* [What is required]:
The output should be all lines of the entries below in which the word "used" occurs.

Data records for software interfaces
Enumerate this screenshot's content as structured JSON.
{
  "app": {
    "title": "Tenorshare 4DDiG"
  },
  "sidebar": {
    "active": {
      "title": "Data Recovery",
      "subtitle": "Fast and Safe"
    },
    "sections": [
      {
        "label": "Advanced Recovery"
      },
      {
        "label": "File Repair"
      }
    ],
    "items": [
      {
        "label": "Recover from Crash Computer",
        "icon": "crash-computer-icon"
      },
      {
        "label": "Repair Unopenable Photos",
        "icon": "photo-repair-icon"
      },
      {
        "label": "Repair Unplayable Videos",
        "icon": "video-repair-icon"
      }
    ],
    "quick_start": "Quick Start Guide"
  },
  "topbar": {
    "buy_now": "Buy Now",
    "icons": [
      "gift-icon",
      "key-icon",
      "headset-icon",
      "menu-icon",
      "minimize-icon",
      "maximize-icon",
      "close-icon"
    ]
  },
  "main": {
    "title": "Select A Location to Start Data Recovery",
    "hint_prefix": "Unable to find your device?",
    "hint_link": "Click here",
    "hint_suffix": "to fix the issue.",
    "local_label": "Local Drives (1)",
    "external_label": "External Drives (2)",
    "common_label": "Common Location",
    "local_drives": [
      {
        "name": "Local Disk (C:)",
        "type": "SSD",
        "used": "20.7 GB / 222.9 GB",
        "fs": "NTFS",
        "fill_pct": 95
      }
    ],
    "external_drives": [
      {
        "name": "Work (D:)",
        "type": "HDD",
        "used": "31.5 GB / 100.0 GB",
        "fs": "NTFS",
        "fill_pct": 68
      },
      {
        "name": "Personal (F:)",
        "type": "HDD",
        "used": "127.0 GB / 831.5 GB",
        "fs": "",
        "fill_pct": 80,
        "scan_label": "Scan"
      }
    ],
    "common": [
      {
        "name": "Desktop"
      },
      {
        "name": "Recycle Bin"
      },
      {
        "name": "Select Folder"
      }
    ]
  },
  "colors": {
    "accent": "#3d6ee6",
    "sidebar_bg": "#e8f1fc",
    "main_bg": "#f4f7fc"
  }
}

* [Answer box]:
        "used": "20.7 GB / 222.9 GB",
        "used": "31.5 GB / 100.0 GB",
        "used": "127.0 GB / 831.5 GB",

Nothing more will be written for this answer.